City of Fear (1959): Vince Edwards, pre-Ben Casey, escapes from prison with a large canister of what he thinks is medical heroin, assuming the contents will set him up on Easy Street for the duration. Instead, he’s carrying around experimental radioactive material, which means an alternate title for this raw toughie could be Night Sweats.
Edwards is now a walking time bomb, as is anyone who makes sustained contact with him. As the cops desperately try to find him without turning L.A. into a panic zone, director Irving Lerner ratchets up the tension with some evocative location work and brief 1¼-hour running time. There’s also a good unheralded performance by Patricia Blair as Edwards’ girlfriend — so hot and so aware of it that she’s all too pleased with herself being belligerently uncooperative with the police. She gets away with it until the final scene, when we can see that she has probably hugged Edwards once too often. All but setting off Geiger Counters, we sense that that she stands a good chance to look (before too long) like something out of 28 Days Later.
Nightfall (1957): Released to very little fanfare early in its year, Jacques Tourneur’s innocents-attacked quickie has picked up a small cult over the years — though nothing to rival the one for the director’s Robert Mitchum-Kirk Douglas-Jane Greer Out of the Past (which has a plot even more convoluted).

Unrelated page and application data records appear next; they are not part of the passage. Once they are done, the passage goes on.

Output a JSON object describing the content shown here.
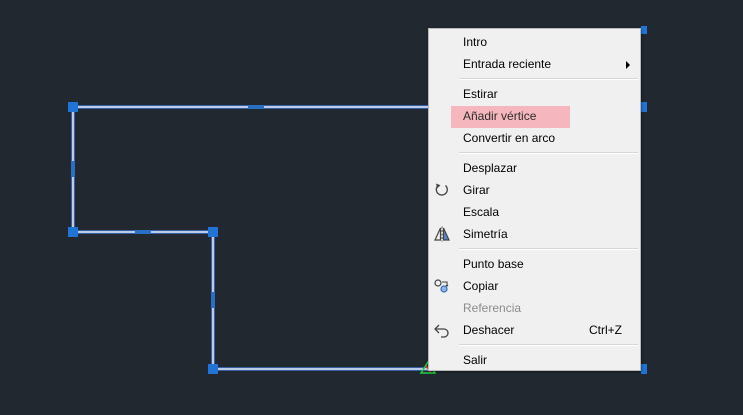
{
  "menu": {
    "items": [
      {
        "label": "Intro"
      },
      {
        "label": "Entrada reciente"
      },
      {
        "label": "Estirar"
      },
      {
        "label": "Añadir vértice"
      },
      {
        "label": "Convertir en arco"
      },
      {
        "label": "Desplazar"
      },
      {
        "label": "Girar",
        "icon": "rotate-icon"
      },
      {
        "label": "Escala"
      },
      {
        "label": "Simetría",
        "icon": "mirror-icon"
      },
      {
        "label": "Punto base"
      },
      {
        "label": "Copiar",
        "icon": "copy-icon"
      },
      {
        "label": "Referencia"
      },
      {
        "label": "Deshacer",
        "icon": "undo-icon",
        "shortcut": "Ctrl+Z"
      },
      {
        "label": "Salir"
      }
    ]
  },
  "colors": {
    "canvas_background": "#212830",
    "polyline": "#e8f0ff",
    "polyline_glow": "#4a8cff",
    "grip": "#1f74d6",
    "menu_background": "#f0f0f0",
    "menu_highlight": "#f5b7bd",
    "ucs_icon": "#1fcf3a"
  }
}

Nonetheless, I would not enjoy being charged with writing a linear plot synopsis, thanks to a whiplashing back-and-forth flashback structure that’s employed once a freelance artist (Aldo Ray) chance-meets a model (Anne Bancroft, back before Broadway super-charged her career). Both are endangered, thanks to Ray’s previous involvement on a camping trip with a couple of creeps he’s saved from car trouble, only to find out they’ve just robbed a bank. If you’re a mental collector of novel ways in which baddies meet their maker in climactic payoff scenes, this has one of the best.
The Brothers Rico (1957): Richard Conte is a former mob accountant nicely set up in an honest Florida dry-cleaning concern. But his brothers (Paul Picerni, James Darren) are implicated in a too-noisy “hit,” and the mob is fretting that one or both may squawk. Hoping with his wife (Dianne Foster) to adopt a child, Conte isn’t wild about being leaned on by the big boys to intercede, but brothers are brothers.
Martin Scorsese so appreciates the familial subtext in this adaptation of a Georges Simenon novel that he introduces what critic Andrew Sarris said, in his landmark book The American Cinema, was probably the best movie directed by noir-royalty Phil Karlson’s. (Of the many alternatives I myself prefer, first and foremost is 1955’s memorably brutal The Phenix City Story, which will be out next week in another noir box from Warner Home Video).
Speaking of which: Don’t run to the refrigerator in the final five minutes because Rico has one of the most jarringly fast wrap-ups since they heyday of Warner Bros. in the early ’30s. But I do like the at-home interplay here between the principals, who demonstrate that this is one ’50s movie where a married couple likes to get it on. In one early scene Conte spends what must be half-a-minute trying to get Foster to join him in the shower. We never saw anything like this on “The Donna Reed Show.”